PROBLEM TO SOLVE: Make an exact copy of all the data, pictures excluded.

RAW DATA:
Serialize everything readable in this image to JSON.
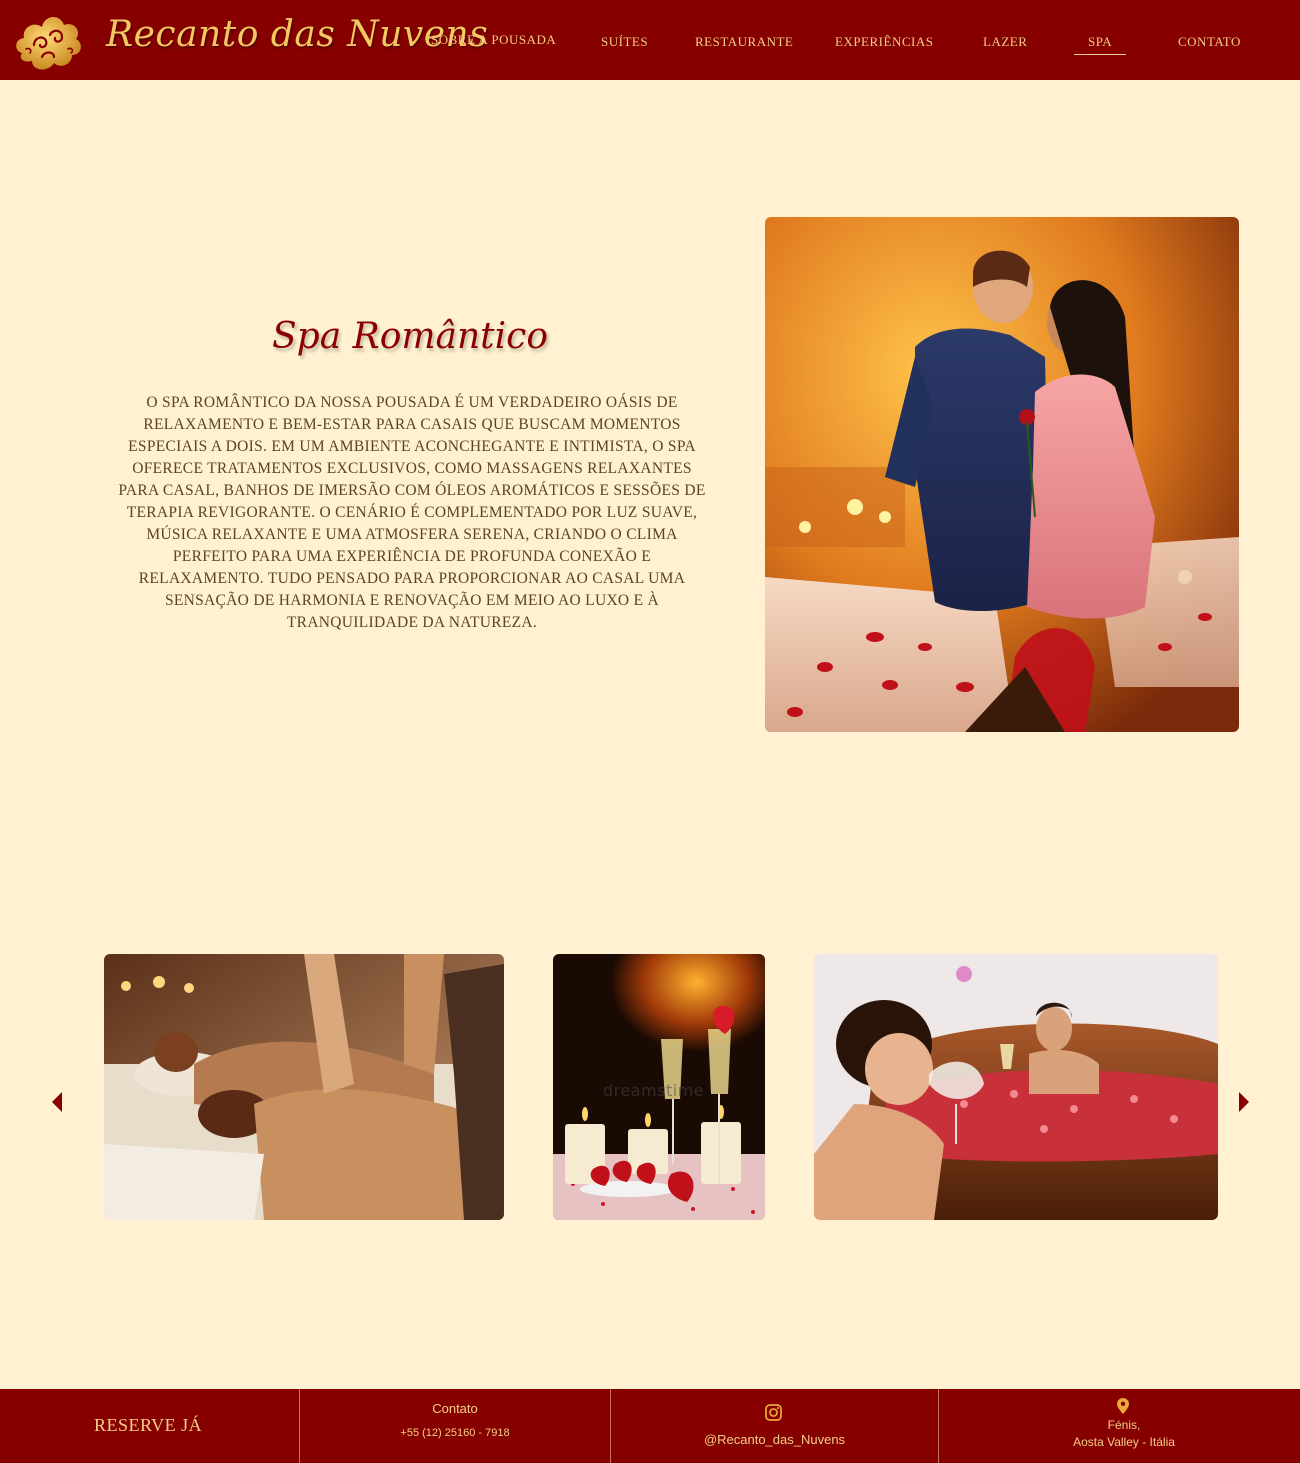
{
  "header": {
    "brand": "Recanto das Nuvens",
    "nav": [
      {
        "label": "SOBRE A POUSADA"
      },
      {
        "label": "SUÍTES"
      },
      {
        "label": "RESTAURANTE"
      },
      {
        "label": "EXPERIÊNCIAS"
      },
      {
        "label": "LAZER"
      },
      {
        "label": "SPA",
        "active": true
      },
      {
        "label": "CONTATO"
      }
    ]
  },
  "intro": {
    "title": "Spa Romântico",
    "text": "O spa romântico da nossa pousada é um verdadeiro oásis de relaxamento e bem-estar para casais que buscam momentos especiais a dois. Em um ambiente aconchegante e intimista, o spa oferece tratamentos exclusivos, como massagens relaxantes para casal, banhos de imersão com óleos aromáticos e sessões de terapia revigorante. O cenário é complementado por luz suave, música relaxante e uma atmosfera serena, criando o clima perfeito para uma experiência de profunda conexão e relaxamento. Tudo pensado para proporcionar ao casal uma sensação de harmonia e renovação em meio ao luxo e à tranquilidade da natureza."
  },
  "gallery": {
    "watermark": "dreamstime"
  },
  "footer": {
    "reserve": "RESERVE JÁ",
    "contact_title": "Contato",
    "phone": "+55 (12) 25160 - 7918",
    "instagram": "@Recanto_das_Nuvens",
    "location_line1": "Fénis,",
    "location_line2": "Aosta Valley -  Itália"
  },
  "colors": {
    "primary": "#860000",
    "background": "#fff1d2",
    "accent": "#f2cf86",
    "title": "#8a0000"
  }
}
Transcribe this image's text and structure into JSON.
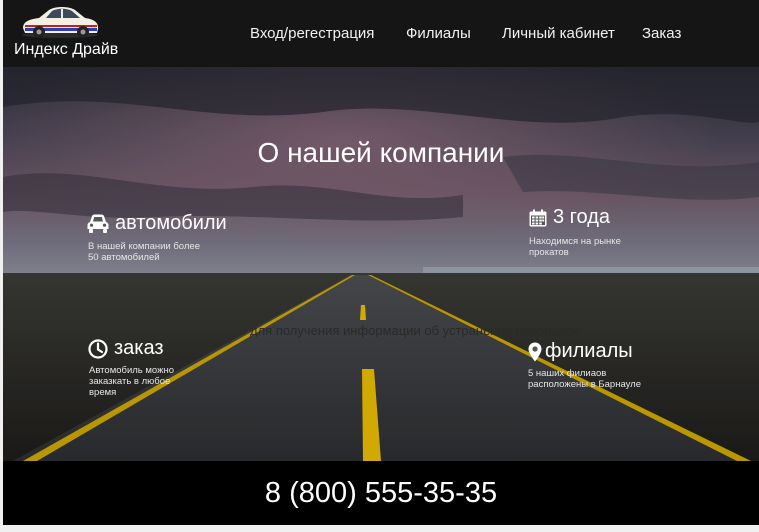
{
  "brand": {
    "name": "Индекс Драйв",
    "logo_icon": "car-logo-icon"
  },
  "nav": {
    "items": [
      {
        "label": "Вход/регестрация"
      },
      {
        "label": "Филиалы"
      },
      {
        "label": "Личный кабинет"
      },
      {
        "label": "Заказ"
      }
    ]
  },
  "hero": {
    "title": "О нашей компании",
    "features": [
      {
        "icon": "car-icon",
        "title": "автомобили",
        "desc_lines": [
          "В нашей компании более",
          "50 автомобилей"
        ]
      },
      {
        "icon": "calendar-icon",
        "title": "3 года",
        "desc_lines": [
          "Находимся на рынке",
          "прокатов"
        ]
      },
      {
        "icon": "clock-icon",
        "title": "заказ",
        "desc_lines": [
          "Автомобиль можно",
          "заказкать в любое",
          "время"
        ]
      },
      {
        "icon": "map-marker-icon",
        "title": "филиалы",
        "desc_lines": [
          "5 наших филиаов",
          "расположены в Барнауле"
        ]
      }
    ],
    "center_text": "для получения информации об устранении неполадок"
  },
  "footer": {
    "phone": "8 (800) 555-35-35"
  },
  "colors": {
    "header_bg": "#151515",
    "footer_bg": "#000000",
    "road_line": "#e3b800"
  }
}
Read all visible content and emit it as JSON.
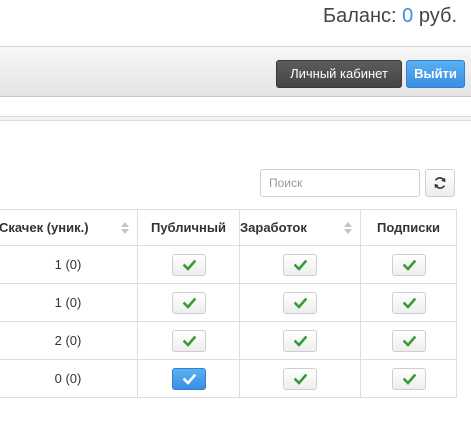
{
  "header": {
    "balance_label": "Баланс:",
    "balance_amount": "0",
    "balance_currency": "руб.",
    "cabinet_button": "Личный кабинет",
    "logout_button": "Выйти"
  },
  "search": {
    "placeholder": "Поиск"
  },
  "colors": {
    "accent": "#3a8ee6",
    "check_green": "#3a9a3a",
    "dark_button": "#4f4f4f"
  },
  "table": {
    "columns": [
      "Скачек (уник.)",
      "Публичный",
      "Заработок",
      "Подписки"
    ],
    "rows": [
      {
        "downloads": "1 (0)",
        "public": true,
        "public_active": false,
        "earnings": true,
        "subscriptions": true
      },
      {
        "downloads": "1 (0)",
        "public": true,
        "public_active": false,
        "earnings": true,
        "subscriptions": true
      },
      {
        "downloads": "2 (0)",
        "public": true,
        "public_active": false,
        "earnings": true,
        "subscriptions": true
      },
      {
        "downloads": "0 (0)",
        "public": true,
        "public_active": true,
        "earnings": true,
        "subscriptions": true
      }
    ]
  }
}
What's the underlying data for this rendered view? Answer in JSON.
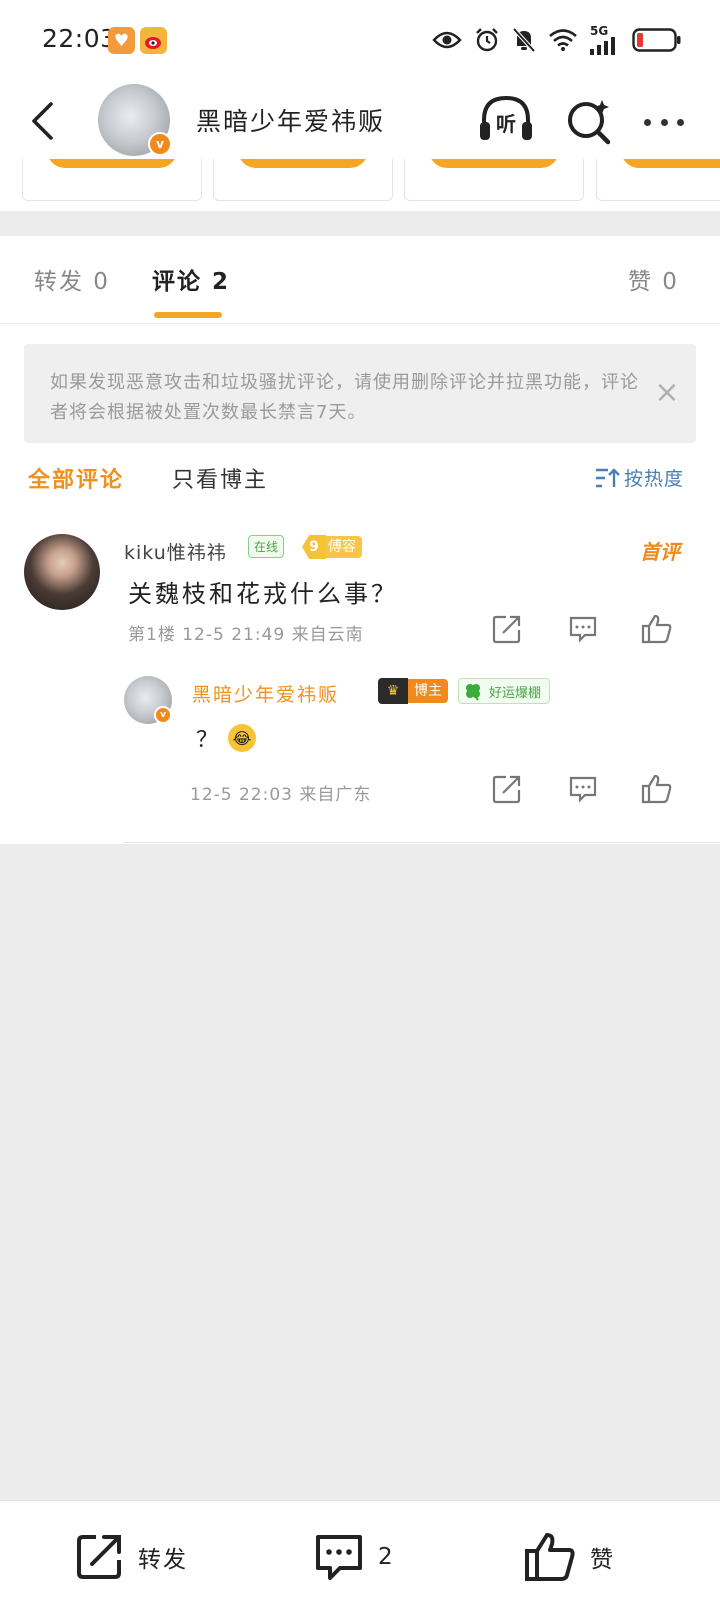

PROBLEM SOLUTION:
Serialize everything readable in this image to JSON.
{
  "header": {
    "brand": "Recanto das Nuvens",
    "nav": [
      {
        "label": "SOBRE A POUSADA"
      },
      {
        "label": "SUÍTES"
      },
      {
        "label": "RESTAURANTE"
      },
      {
        "label": "EXPERIÊNCIAS"
      },
      {
        "label": "LAZER"
      },
      {
        "label": "SPA",
        "active": true
      },
      {
        "label": "CONTATO"
      }
    ]
  },
  "intro": {
    "title": "Spa Romântico",
    "text": "O spa romântico da nossa pousada é um verdadeiro oásis de relaxamento e bem-estar para casais que buscam momentos especiais a dois. Em um ambiente aconchegante e intimista, o spa oferece tratamentos exclusivos, como massagens relaxantes para casal, banhos de imersão com óleos aromáticos e sessões de terapia revigorante. O cenário é complementado por luz suave, música relaxante e uma atmosfera serena, criando o clima perfeito para uma experiência de profunda conexão e relaxamento. Tudo pensado para proporcionar ao casal uma sensação de harmonia e renovação em meio ao luxo e à tranquilidade da natureza."
  },
  "gallery": {
    "watermark": "dreamstime"
  },
  "footer": {
    "reserve": "RESERVE JÁ",
    "contact_title": "Contato",
    "phone": "+55 (12) 25160 - 7918",
    "instagram": "@Recanto_das_Nuvens",
    "location_line1": "Fénis,",
    "location_line2": "Aosta Valley -  Itália"
  },
  "colors": {
    "primary": "#860000",
    "background": "#fff1d2",
    "accent": "#f2cf86",
    "title": "#8a0000"
  }
}
Transcribe this image's text and structure into JSON.
{
  "brand": {
    "name": "Индекс Драйв",
    "logo_icon": "car-logo-icon"
  },
  "nav": {
    "items": [
      {
        "label": "Вход/регестрация"
      },
      {
        "label": "Филиалы"
      },
      {
        "label": "Личный кабинет"
      },
      {
        "label": "Заказ"
      }
    ]
  },
  "hero": {
    "title": "О нашей компании",
    "features": [
      {
        "icon": "car-icon",
        "title": "автомобили",
        "desc_lines": [
          "В нашей компании более",
          "50 автомобилей"
        ]
      },
      {
        "icon": "calendar-icon",
        "title": "3 года",
        "desc_lines": [
          "Находимся на рынке",
          "прокатов"
        ]
      },
      {
        "icon": "clock-icon",
        "title": "заказ",
        "desc_lines": [
          "Автомобиль можно",
          "заказкать в любое",
          "время"
        ]
      },
      {
        "icon": "map-marker-icon",
        "title": "филиалы",
        "desc_lines": [
          "5 наших филиаов",
          "расположены в Барнауле"
        ]
      }
    ],
    "center_text": "для получения информации об устранении неполадок"
  },
  "footer": {
    "phone": "8 (800) 555-35-35"
  },
  "colors": {
    "header_bg": "#151515",
    "footer_bg": "#000000",
    "road_line": "#e3b800"
  }
}
Read all visible content and emit it as JSON.
{
  "header": {
    "balance_label": "Баланс:",
    "balance_amount": "0",
    "balance_currency": "руб.",
    "cabinet_button": "Личный кабинет",
    "logout_button": "Выйти"
  },
  "search": {
    "placeholder": "Поиск"
  },
  "colors": {
    "accent": "#3a8ee6",
    "check_green": "#3a9a3a",
    "dark_button": "#4f4f4f"
  },
  "table": {
    "columns": [
      "Скачек (уник.)",
      "Публичный",
      "Заработок",
      "Подписки"
    ],
    "rows": [
      {
        "downloads": "1 (0)",
        "public": true,
        "public_active": false,
        "earnings": true,
        "subscriptions": true
      },
      {
        "downloads": "1 (0)",
        "public": true,
        "public_active": false,
        "earnings": true,
        "subscriptions": true
      },
      {
        "downloads": "2 (0)",
        "public": true,
        "public_active": false,
        "earnings": true,
        "subscriptions": true
      },
      {
        "downloads": "0 (0)",
        "public": true,
        "public_active": true,
        "earnings": true,
        "subscriptions": true
      }
    ]
  }
}
What's the underlying data for this rendered view? Answer in JSON.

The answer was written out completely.